April 18, 2008
Sixty agrarian reform beneficiaries from Calatagan, Batangas facing eviction due to land conversion announced today that they will march from Batangas to Metro Manila to protest a government decision to reclassify an agricultural area into a mining area to allow a private company to excavate limestone, a mineral used in the production of cement.
“With the looming food crisis because of the rice shortage, converting an agricultural land for mining is the height of shamelessness and indecency,” said Virginita Malaluan, one of the Calatagan farmers. “It is a violation of human rights.”
“Maam, we can’t eat cement and hallow blocks are not edible,” Malaluan reminded President GMA.
The Calatagan farmers said that the government’s ban on land conversion is for naught if the policy climate for land conversion still exists. “The ban on land conversion that President GMA announced remains rhetorical until the government reverses unjust policies that encourage and lead to land conversion and land grabbing,” Malaluan said.
“How can the government seriously address the rice shortage when plans to convert agricultural lands as a strategy to evade agrarian reform continue despite the so-called ban? We challenge the GMA administration to be consistent in its declaration. A ban is a ban,” Malaluan added.
The farmers, who are agrarian reform beneficiaries of a 507.8 hectare property in Barangay Baha and Barangay Talibayon in Calatagan, Batangas, face eviction from their lands. They have already received Emancipation Patents under Marcos’ land distribution program when the property’s former owner, Ceferino Ascue, illegally sold the already distributed land in 1995 to Asturias Chemical Industries, Inc.
According to Atty.Magistrado Mendoza , in 1997, Asturias entered into a Mineral Production Sharing Agreement (MPSA) with the government and obtained an Environmental Compliance Certificate (ECC) from DENR to conduct mining activities in the area on the basis of a 1965 Bureau of Mines findings that the area is ‘mineralized’. After receiving the MPSA and ECC, Asturias launched an aggressive legal campaign to evict the farmers and reverse the distribution of the property.
In several decisions, DAR ruled in favor of Asturias by affirming the company’s claim that, among others, the land was wrongly distributed because it was not predominantly planted with rice and corn, the land tenancy of the farmers was not established, and that the area is indeed mineralized. The case was eventually brought to the Supreme Court, and in 2005, the High Court affirmed DAR’s ruling and declared the sale of the property to Asturias valid.
The Calatagan farmers slammed the unholy collusion between the landowner, the mining firm, and government agencies that willingly exploited gaps in the existing agrarian reform law to grab lands from farmers.
“We are victims of a triumvirate of greed. We tilled the land for more than ten years and we have already paid for it. The land is rightfully and legally ours,” said Zaldy Castrojeres.
The Calatagan farmers would begin their marching noise barrage on April 21, 2008 in Calatagan, Batangas.
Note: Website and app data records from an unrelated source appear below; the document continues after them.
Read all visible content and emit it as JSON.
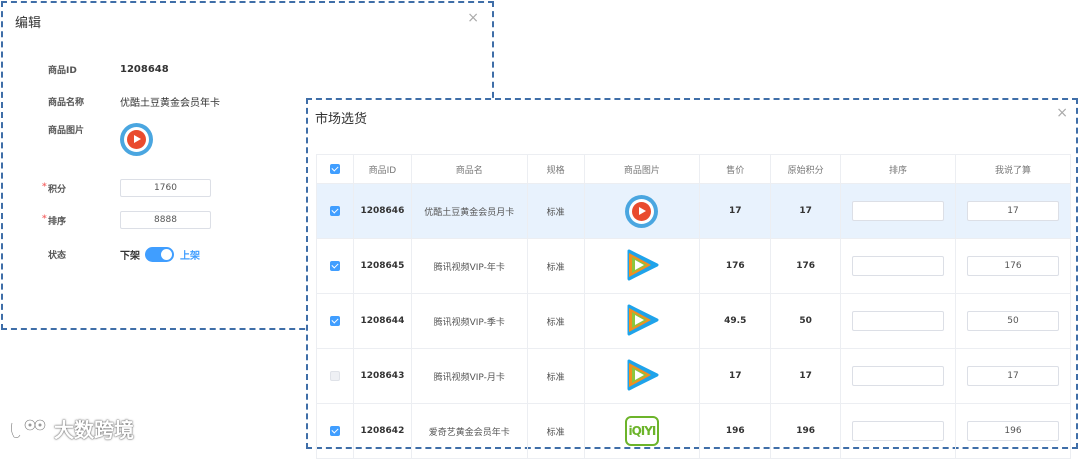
{
  "edit": {
    "title": "编辑",
    "close": "×",
    "fields": {
      "id_label": "商品ID",
      "id_value": "1208648",
      "name_label": "商品名称",
      "name_value": "优酷土豆黄金会员年卡",
      "image_label": "商品图片",
      "points_label": "积分",
      "points_value": "1760",
      "sort_label": "排序",
      "sort_value": "8888",
      "status_label": "状态",
      "status_off": "下架",
      "status_on": "上架",
      "required_mark": "*"
    }
  },
  "market": {
    "title": "市场选货",
    "close": "×",
    "columns": [
      "商品ID",
      "商品名",
      "规格",
      "商品图片",
      "售价",
      "原始积分",
      "排序",
      "我说了算"
    ],
    "rows": [
      {
        "checked": true,
        "id": "1208646",
        "name": "优酷土豆黄金会员月卡",
        "spec": "标准",
        "icon": "youku-icon",
        "price": "17",
        "points": "17",
        "sort": "",
        "custom": "17",
        "selected": true
      },
      {
        "checked": true,
        "id": "1208645",
        "name": "腾讯视频VIP-年卡",
        "spec": "标准",
        "icon": "tencent-video-icon",
        "price": "176",
        "points": "176",
        "sort": "",
        "custom": "176",
        "selected": false
      },
      {
        "checked": true,
        "id": "1208644",
        "name": "腾讯视频VIP-季卡",
        "spec": "标准",
        "icon": "tencent-video-icon",
        "price": "49.5",
        "points": "50",
        "sort": "",
        "custom": "50",
        "selected": false
      },
      {
        "checked": false,
        "id": "1208643",
        "name": "腾讯视频VIP-月卡",
        "spec": "标准",
        "icon": "tencent-video-icon",
        "price": "17",
        "points": "17",
        "sort": "",
        "custom": "17",
        "selected": false
      },
      {
        "checked": true,
        "id": "1208642",
        "name": "爱奇艺黄金会员年卡",
        "spec": "标准",
        "icon": "iqiyi-icon",
        "price": "196",
        "points": "196",
        "sort": "",
        "custom": "196",
        "selected": false
      }
    ],
    "iqiyi_text": "iQIYI"
  },
  "watermark": {
    "text": "大数跨境"
  },
  "colors": {
    "accent": "#409eff",
    "border_dash": "#3f6ea8",
    "required": "#f56c6c"
  }
}
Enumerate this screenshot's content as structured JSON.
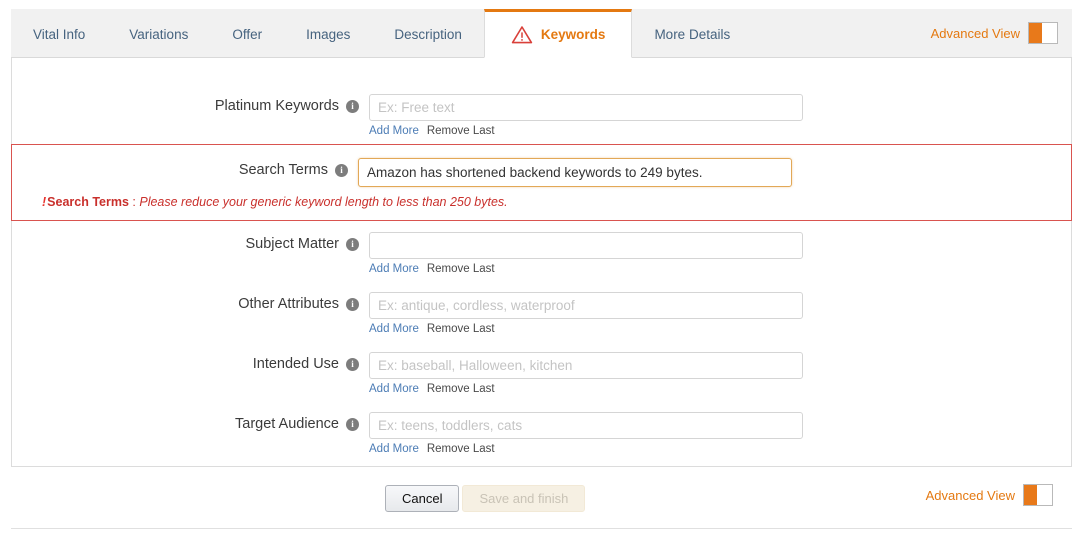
{
  "tabs": [
    {
      "label": "Vital Info",
      "active": false,
      "icon": null
    },
    {
      "label": "Variations",
      "active": false,
      "icon": null
    },
    {
      "label": "Offer",
      "active": false,
      "icon": null
    },
    {
      "label": "Images",
      "active": false,
      "icon": null
    },
    {
      "label": "Description",
      "active": false,
      "icon": null
    },
    {
      "label": "Keywords",
      "active": true,
      "icon": "warning-triangle-icon"
    },
    {
      "label": "More Details",
      "active": false,
      "icon": null
    }
  ],
  "advanced_view": {
    "label": "Advanced View",
    "toggle_state": "on",
    "accent_color": "#e8791a"
  },
  "form": {
    "info_icon_glyph": "i",
    "fields": [
      {
        "label": "Platinum Keywords",
        "value": "",
        "placeholder": "Ex: Free text",
        "add_more": "Add More",
        "remove_last": "Remove Last",
        "focused": false
      },
      {
        "label": "Search Terms",
        "value": "Amazon has shortened backend keywords to 249 bytes.",
        "placeholder": "",
        "add_more": "",
        "remove_last": "",
        "focused": true
      },
      {
        "label": "Subject Matter",
        "value": "",
        "placeholder": "",
        "add_more": "Add More",
        "remove_last": "Remove Last",
        "focused": false
      },
      {
        "label": "Other Attributes",
        "value": "",
        "placeholder": "Ex: antique, cordless, waterproof",
        "add_more": "Add More",
        "remove_last": "Remove Last",
        "focused": false
      },
      {
        "label": "Intended Use",
        "value": "",
        "placeholder": "Ex: baseball, Halloween, kitchen",
        "add_more": "Add More",
        "remove_last": "Remove Last",
        "focused": false
      },
      {
        "label": "Target Audience",
        "value": "",
        "placeholder": "Ex: teens, toddlers, cats",
        "add_more": "Add More",
        "remove_last": "Remove Last",
        "focused": false
      }
    ]
  },
  "error": {
    "marker": "!",
    "field": "Search Terms",
    "separator": " : ",
    "message": "Please reduce your generic keyword length to less than 250 bytes.",
    "color": "#c9302c",
    "border_color": "#d9534f"
  },
  "footer": {
    "cancel_label": "Cancel",
    "save_label": "Save and finish",
    "save_disabled": true
  }
}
They are expected to arrive in Manila on April 27 and would continue their march to hold several protest actions in the Senate, DENR, and DAR. The Calatagan farmers would also attend the House of Representatives Committee on Agrarian Reform hearing on HB 1257, or the CARP Extension and Reform Bill, a measure that the farmers support to extend, strengthen and accelerate agrarian reform in the country.